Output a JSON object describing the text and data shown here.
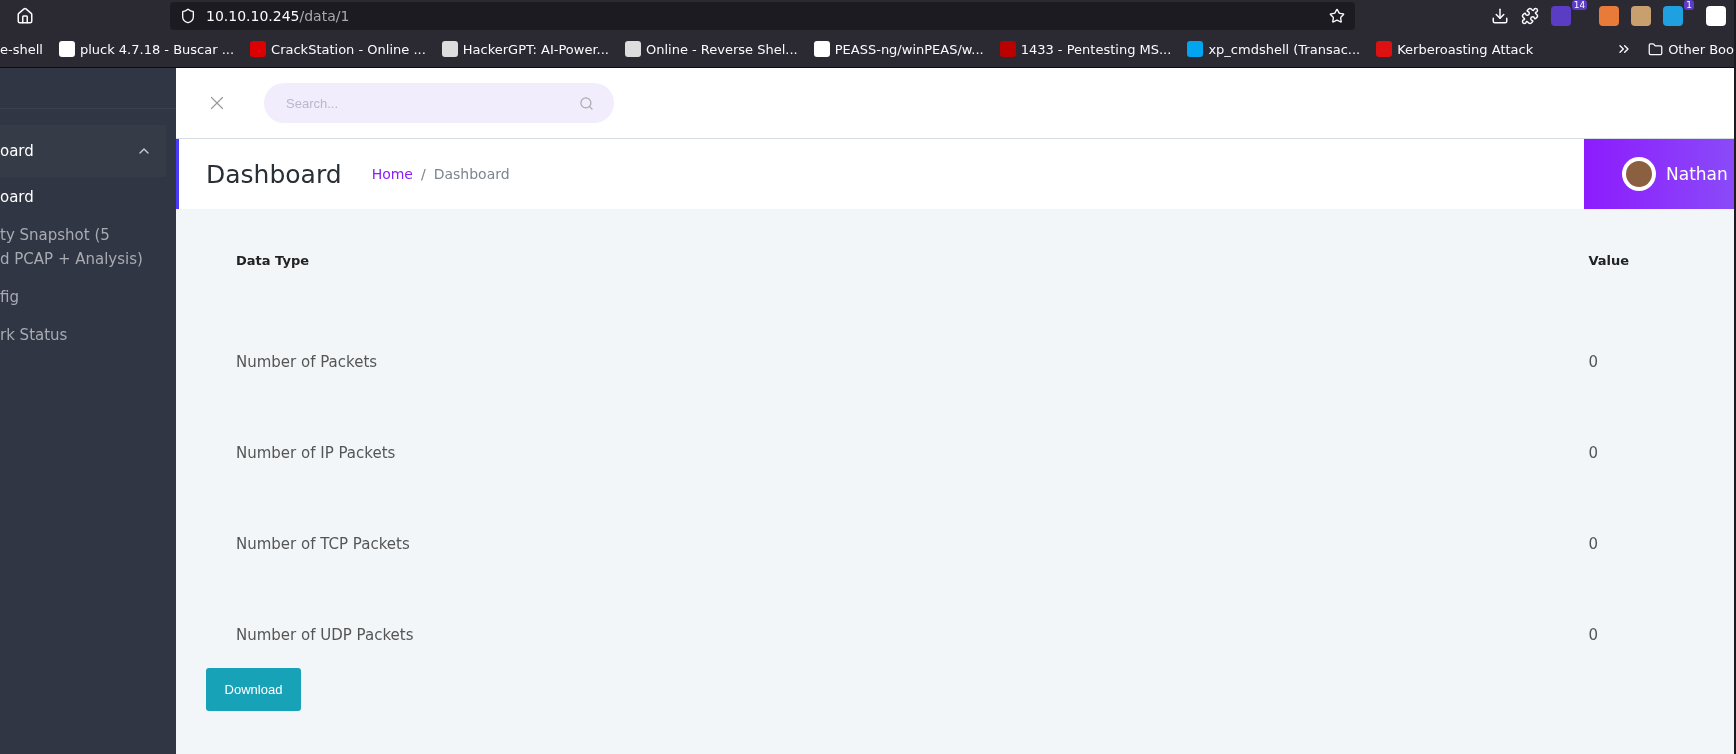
{
  "browser": {
    "url_host": "10.10.10.245",
    "url_path": "/data/1",
    "extension_badges": [
      "14",
      "1"
    ],
    "bookmarks": [
      "e-shell",
      "pluck 4.7.18 - Buscar ...",
      "CrackStation - Online ...",
      "HackerGPT: AI-Power...",
      "Online - Reverse Shel...",
      "PEASS-ng/winPEAS/w...",
      "1433 - Pentesting MS...",
      "xp_cmdshell (Transac...",
      "Kerberoasting Attack"
    ],
    "other_bookmarks": "Other Boo"
  },
  "sidebar": {
    "group": {
      "label": "oard",
      "expanded": true
    },
    "items": [
      {
        "label": "oard",
        "selected": true
      },
      {
        "label": "ty Snapshot (5\nd PCAP + Analysis)",
        "selected": false
      },
      {
        "label": "fig",
        "selected": false
      },
      {
        "label": "rk Status",
        "selected": false
      }
    ]
  },
  "search": {
    "placeholder": "Search..."
  },
  "header": {
    "title": "Dashboard",
    "breadcrumb": [
      "Home",
      "Dashboard"
    ],
    "breadcrumb_separator": "/",
    "user": "Nathan"
  },
  "table": {
    "columns": [
      "Data Type",
      "Value"
    ],
    "rows": [
      [
        "Number of Packets",
        "0"
      ],
      [
        "Number of IP Packets",
        "0"
      ],
      [
        "Number of TCP Packets",
        "0"
      ],
      [
        "Number of UDP Packets",
        "0"
      ]
    ]
  },
  "download": "Download"
}
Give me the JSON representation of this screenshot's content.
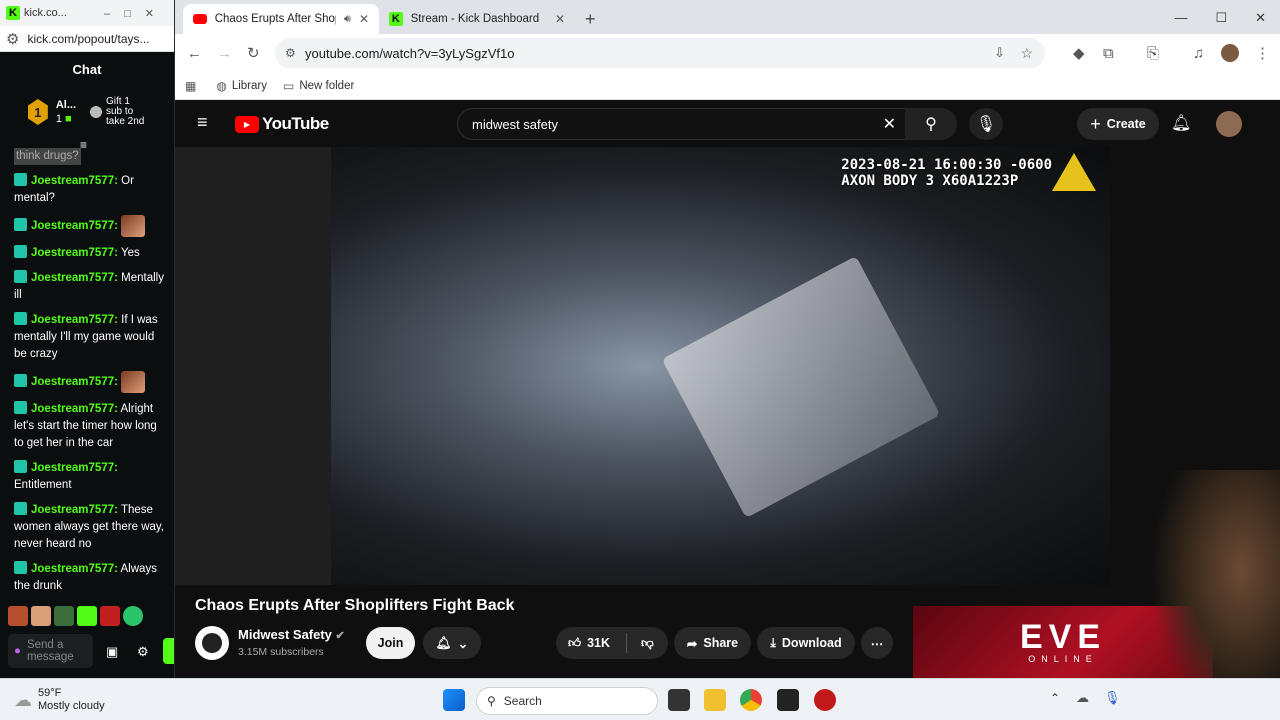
{
  "kick_window": {
    "title": "kick.co...",
    "url": "kick.com/popout/tays...",
    "chat_header": "Chat",
    "gifter_name": "Al...",
    "gifter_count": "1",
    "gift_promo": "Gift 1 sub to take 2nd",
    "messages": [
      {
        "user": "",
        "text": "think drugs?"
      },
      {
        "user": "Joestream7577:",
        "text": "Or mental?"
      },
      {
        "user": "Joestream7577:",
        "text": "",
        "emote": true
      },
      {
        "user": "Joestream7577:",
        "text": "Yes"
      },
      {
        "user": "Joestream7577:",
        "text": "Mentally ill"
      },
      {
        "user": "Joestream7577:",
        "text": "If I was mentally I'll my game would be crazy"
      },
      {
        "user": "Joestream7577:",
        "text": "",
        "emote": true
      },
      {
        "user": "Joestream7577:",
        "text": "Alright let's start the timer how long to get her in the car"
      },
      {
        "user": "Joestream7577:",
        "text": "Entitlement"
      },
      {
        "user": "Joestream7577:",
        "text": "These women always get there way, never heard no"
      },
      {
        "user": "Joestream7577:",
        "text": "Always the drunk"
      }
    ],
    "input_placeholder": "Send a message"
  },
  "browser": {
    "tabs": [
      {
        "label": "Chaos Erupts After Shoplifte",
        "active": true
      },
      {
        "label": "Stream - Kick Dashboard",
        "active": false
      }
    ],
    "url": "youtube.com/watch?v=3yLySgzVf1o",
    "bookmarks": [
      "Library",
      "New folder"
    ]
  },
  "youtube": {
    "logo_text": "YouTube",
    "search_value": "midwest safety",
    "create_label": "Create",
    "video_timestamp_line1": "2023-08-21 16:00:30 -0600",
    "video_timestamp_line2": "AXON BODY 3 X60A1223P",
    "video_title": "Chaos Erupts After Shoplifters Fight Back",
    "channel_name": "Midwest Safety",
    "subscribers": "3.15M subscribers",
    "join_label": "Join",
    "like_count": "31K",
    "share_label": "Share",
    "download_label": "Download",
    "ad_brand": "EVE",
    "ad_sub": "ONLINE"
  },
  "taskbar": {
    "weather_temp": "59°F",
    "weather_desc": "Mostly cloudy",
    "search_placeholder": "Search"
  },
  "colors": {
    "kick_green": "#53fc18",
    "youtube_red": "#ff0000",
    "chrome_tab_bg": "#dfe3e8"
  }
}
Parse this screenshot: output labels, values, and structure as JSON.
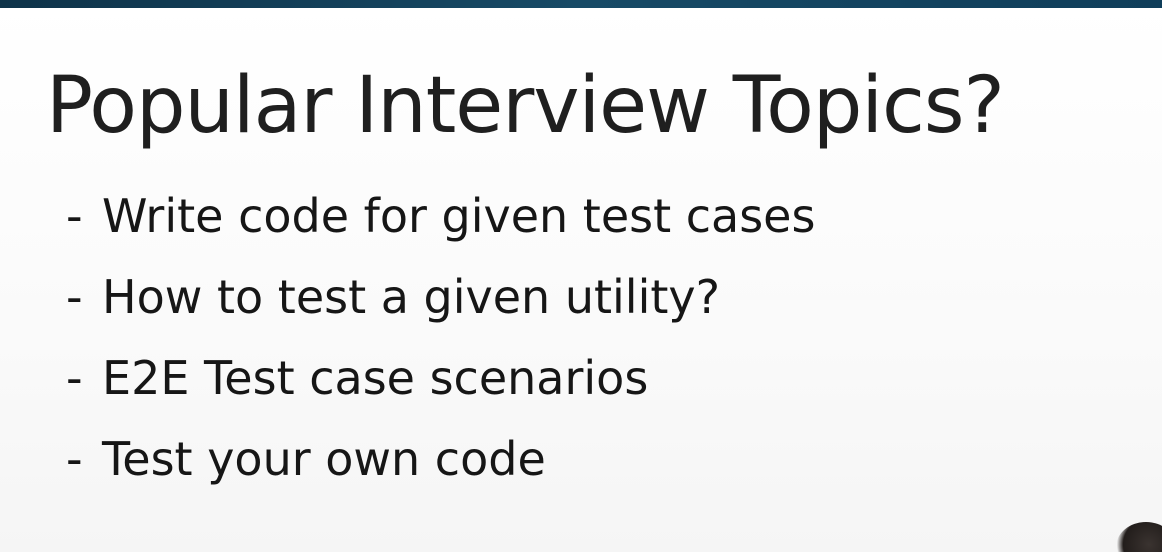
{
  "slide": {
    "title": "Popular Interview Topics?",
    "bullets": [
      "Write code for given test cases",
      "How to test a given utility?",
      "E2E Test case scenarios",
      "Test your own code"
    ],
    "bullet_marker": "-"
  },
  "colors": {
    "top_bar": "#174a66",
    "text": "#1f1f1f",
    "background": "#fbfbfb"
  }
}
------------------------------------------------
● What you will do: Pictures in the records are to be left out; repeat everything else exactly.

● Exercise output:
Output a JSON object describing the text and data shown here.
{
  "browser": {
    "url_host": "10.10.10.245",
    "url_path": "/data/1",
    "extension_badges": [
      "14",
      "1"
    ],
    "bookmarks": [
      "e-shell",
      "pluck 4.7.18 - Buscar ...",
      "CrackStation - Online ...",
      "HackerGPT: AI-Power...",
      "Online - Reverse Shel...",
      "PEASS-ng/winPEAS/w...",
      "1433 - Pentesting MS...",
      "xp_cmdshell (Transac...",
      "Kerberoasting Attack"
    ],
    "other_bookmarks": "Other Boo"
  },
  "sidebar": {
    "group": {
      "label": "oard",
      "expanded": true
    },
    "items": [
      {
        "label": "oard",
        "selected": true
      },
      {
        "label": "ty Snapshot (5\nd PCAP + Analysis)",
        "selected": false
      },
      {
        "label": "fig",
        "selected": false
      },
      {
        "label": "rk Status",
        "selected": false
      }
    ]
  },
  "search": {
    "placeholder": "Search..."
  },
  "header": {
    "title": "Dashboard",
    "breadcrumb": [
      "Home",
      "Dashboard"
    ],
    "breadcrumb_separator": "/",
    "user": "Nathan"
  },
  "table": {
    "columns": [
      "Data Type",
      "Value"
    ],
    "rows": [
      [
        "Number of Packets",
        "0"
      ],
      [
        "Number of IP Packets",
        "0"
      ],
      [
        "Number of TCP Packets",
        "0"
      ],
      [
        "Number of UDP Packets",
        "0"
      ]
    ]
  },
  "download": "Download"
}
Give me the JSON representation of this screenshot's content.
{
  "kick_window": {
    "title": "kick.co...",
    "url": "kick.com/popout/tays...",
    "chat_header": "Chat",
    "gifter_name": "Al...",
    "gifter_count": "1",
    "gift_promo": "Gift 1 sub to take 2nd",
    "messages": [
      {
        "user": "",
        "text": "think drugs?"
      },
      {
        "user": "Joestream7577:",
        "text": "Or mental?"
      },
      {
        "user": "Joestream7577:",
        "text": "",
        "emote": true
      },
      {
        "user": "Joestream7577:",
        "text": "Yes"
      },
      {
        "user": "Joestream7577:",
        "text": "Mentally ill"
      },
      {
        "user": "Joestream7577:",
        "text": "If I was mentally I'll my game would be crazy"
      },
      {
        "user": "Joestream7577:",
        "text": "",
        "emote": true
      },
      {
        "user": "Joestream7577:",
        "text": "Alright let's start the timer how long to get her in the car"
      },
      {
        "user": "Joestream7577:",
        "text": "Entitlement"
      },
      {
        "user": "Joestream7577:",
        "text": "These women always get there way, never heard no"
      },
      {
        "user": "Joestream7577:",
        "text": "Always the drunk"
      }
    ],
    "input_placeholder": "Send a message"
  },
  "browser": {
    "tabs": [
      {
        "label": "Chaos Erupts After Shoplifte",
        "active": true
      },
      {
        "label": "Stream - Kick Dashboard",
        "active": false
      }
    ],
    "url": "youtube.com/watch?v=3yLySgzVf1o",
    "bookmarks": [
      "Library",
      "New folder"
    ]
  },
  "youtube": {
    "logo_text": "YouTube",
    "search_value": "midwest safety",
    "create_label": "Create",
    "video_timestamp_line1": "2023-08-21 16:00:30 -0600",
    "video_timestamp_line2": "AXON BODY 3 X60A1223P",
    "video_title": "Chaos Erupts After Shoplifters Fight Back",
    "channel_name": "Midwest Safety",
    "subscribers": "3.15M subscribers",
    "join_label": "Join",
    "like_count": "31K",
    "share_label": "Share",
    "download_label": "Download",
    "ad_brand": "EVE",
    "ad_sub": "ONLINE"
  },
  "taskbar": {
    "weather_temp": "59°F",
    "weather_desc": "Mostly cloudy",
    "search_placeholder": "Search"
  },
  "colors": {
    "kick_green": "#53fc18",
    "youtube_red": "#ff0000",
    "chrome_tab_bg": "#dfe3e8"
  }
}
Parse this screenshot: output labels, values, and structure as JSON.
{
  "slide": {
    "title": "Popular Interview Topics?",
    "bullets": [
      "Write code for given test cases",
      "How to test a given utility?",
      "E2E Test case scenarios",
      "Test your own code"
    ],
    "bullet_marker": "-"
  },
  "colors": {
    "top_bar": "#174a66",
    "text": "#1f1f1f",
    "background": "#fbfbfb"
  }
}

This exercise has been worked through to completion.